     A flogging was generally done with a whip, which was made up of 3 separate leather straps, sometimes with knots tied in them. “Flogging” was a punishment which was ordained by God (Lev 19:20), and could not exceed 40 lashes (Deut 25:1-3). When the Jews carried out this punishment, they would do 39 lashes, one short of 40, to make sure that if they made a mistake in counting, they would not go over 40 lashes, and thereby disobey God (see: 2 Cor 11:24).

***Note: Jesus prophesied to the disciples that they would have to undergo the punishment of flogging (“scourging”) (Mt 10:17)(Mt 23:34)(Mk 13:9). This was the first “physical” persecution of the “church” that began at Pentecost.


     (Verse 41) “And they departed from the presence of the council, rejoicing that they were counted worthy to suffer shame for his name.”

     Most would be angry and upset at being “flogged” 39 times, but the apostles actually “rejoiced!” They “rejoiced” that they were considered “worthy” to “suffer” for Jesus. Jesus told us that “all” Christians should expect to face suffering (Jn 15:18-20)(Jn 16:33), and we are told to “rejoice” in this (Mt 5:10-12)(James 1:2-4)(1 Pet 1:6-7)(1 Pet 3:14).


     (Verse 42) “And daily in the temple, and in every house, they ceased not to teach and preach Jesus Christ.”

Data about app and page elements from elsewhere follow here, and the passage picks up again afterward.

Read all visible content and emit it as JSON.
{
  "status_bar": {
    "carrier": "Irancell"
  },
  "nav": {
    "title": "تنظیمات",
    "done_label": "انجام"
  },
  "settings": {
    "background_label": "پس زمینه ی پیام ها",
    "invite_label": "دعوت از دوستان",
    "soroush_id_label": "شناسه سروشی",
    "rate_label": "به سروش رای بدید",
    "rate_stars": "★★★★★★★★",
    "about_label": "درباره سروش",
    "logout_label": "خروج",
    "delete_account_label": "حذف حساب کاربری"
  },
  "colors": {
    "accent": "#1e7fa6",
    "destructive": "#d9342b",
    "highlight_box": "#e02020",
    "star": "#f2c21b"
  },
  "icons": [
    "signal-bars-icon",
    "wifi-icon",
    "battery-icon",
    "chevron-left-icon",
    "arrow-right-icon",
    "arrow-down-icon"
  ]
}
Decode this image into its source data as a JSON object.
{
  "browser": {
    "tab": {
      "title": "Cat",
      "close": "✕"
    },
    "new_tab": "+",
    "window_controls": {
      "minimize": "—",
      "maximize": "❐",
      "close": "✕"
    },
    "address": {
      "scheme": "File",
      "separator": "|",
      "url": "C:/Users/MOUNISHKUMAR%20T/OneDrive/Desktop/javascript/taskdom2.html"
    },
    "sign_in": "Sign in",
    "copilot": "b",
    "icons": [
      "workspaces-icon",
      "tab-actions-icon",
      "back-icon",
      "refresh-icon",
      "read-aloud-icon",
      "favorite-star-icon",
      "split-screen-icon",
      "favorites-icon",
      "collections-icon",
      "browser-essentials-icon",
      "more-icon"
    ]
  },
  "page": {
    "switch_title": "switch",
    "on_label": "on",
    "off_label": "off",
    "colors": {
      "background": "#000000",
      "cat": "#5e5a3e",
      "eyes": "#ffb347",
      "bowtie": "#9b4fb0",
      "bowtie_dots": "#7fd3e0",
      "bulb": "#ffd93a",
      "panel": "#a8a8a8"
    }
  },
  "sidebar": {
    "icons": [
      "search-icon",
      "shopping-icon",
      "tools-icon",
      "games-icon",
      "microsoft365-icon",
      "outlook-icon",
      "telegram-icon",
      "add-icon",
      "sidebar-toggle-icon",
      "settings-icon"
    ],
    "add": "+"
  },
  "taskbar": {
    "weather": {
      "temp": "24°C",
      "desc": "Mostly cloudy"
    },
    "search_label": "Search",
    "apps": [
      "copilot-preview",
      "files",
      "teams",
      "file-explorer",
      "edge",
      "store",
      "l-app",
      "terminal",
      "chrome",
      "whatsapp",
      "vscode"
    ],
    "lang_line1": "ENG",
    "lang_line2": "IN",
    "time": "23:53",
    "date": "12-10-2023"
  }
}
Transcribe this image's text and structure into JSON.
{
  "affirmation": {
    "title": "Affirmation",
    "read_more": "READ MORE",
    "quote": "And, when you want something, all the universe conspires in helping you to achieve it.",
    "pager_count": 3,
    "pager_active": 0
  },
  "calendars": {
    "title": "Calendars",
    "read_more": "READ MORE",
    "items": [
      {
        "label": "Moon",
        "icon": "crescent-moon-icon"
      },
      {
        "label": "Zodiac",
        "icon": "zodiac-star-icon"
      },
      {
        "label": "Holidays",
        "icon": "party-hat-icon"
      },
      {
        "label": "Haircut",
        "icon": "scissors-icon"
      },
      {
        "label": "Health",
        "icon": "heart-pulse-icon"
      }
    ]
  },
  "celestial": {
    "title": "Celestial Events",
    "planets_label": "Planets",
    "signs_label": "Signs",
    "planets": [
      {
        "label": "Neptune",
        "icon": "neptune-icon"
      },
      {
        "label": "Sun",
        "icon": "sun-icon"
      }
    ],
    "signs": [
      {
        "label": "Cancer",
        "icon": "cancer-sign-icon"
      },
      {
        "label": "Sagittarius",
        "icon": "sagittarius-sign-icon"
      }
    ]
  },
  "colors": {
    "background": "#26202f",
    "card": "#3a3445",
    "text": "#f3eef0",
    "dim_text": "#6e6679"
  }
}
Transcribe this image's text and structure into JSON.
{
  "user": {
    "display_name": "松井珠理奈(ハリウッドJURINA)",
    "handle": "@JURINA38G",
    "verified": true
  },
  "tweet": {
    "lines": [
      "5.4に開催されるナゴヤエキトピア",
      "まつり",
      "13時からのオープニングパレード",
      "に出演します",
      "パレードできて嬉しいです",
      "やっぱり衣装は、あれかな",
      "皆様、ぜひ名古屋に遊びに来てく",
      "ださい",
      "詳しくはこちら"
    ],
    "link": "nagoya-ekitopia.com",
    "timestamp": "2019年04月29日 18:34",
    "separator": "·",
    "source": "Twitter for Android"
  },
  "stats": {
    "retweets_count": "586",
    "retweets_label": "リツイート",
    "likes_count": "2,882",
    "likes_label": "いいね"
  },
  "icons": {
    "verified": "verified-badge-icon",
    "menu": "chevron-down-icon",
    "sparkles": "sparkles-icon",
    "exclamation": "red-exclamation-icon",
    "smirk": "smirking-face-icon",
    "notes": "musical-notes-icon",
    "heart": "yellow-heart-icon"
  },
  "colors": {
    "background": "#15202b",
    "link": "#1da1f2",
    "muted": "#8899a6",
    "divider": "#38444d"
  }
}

     After the “flogging,” with renewed passion and zeal that came from “suffering shame for His (Jesus) name,” the apostles went back to exactly what they were doing before, “teaching and preaching Jesus Christ.” This is something the unsaved “world” cannot understand: “The more the followers of Christ are persecuted and killed, the more the “church” grows.

Copyright: © Steve Shirley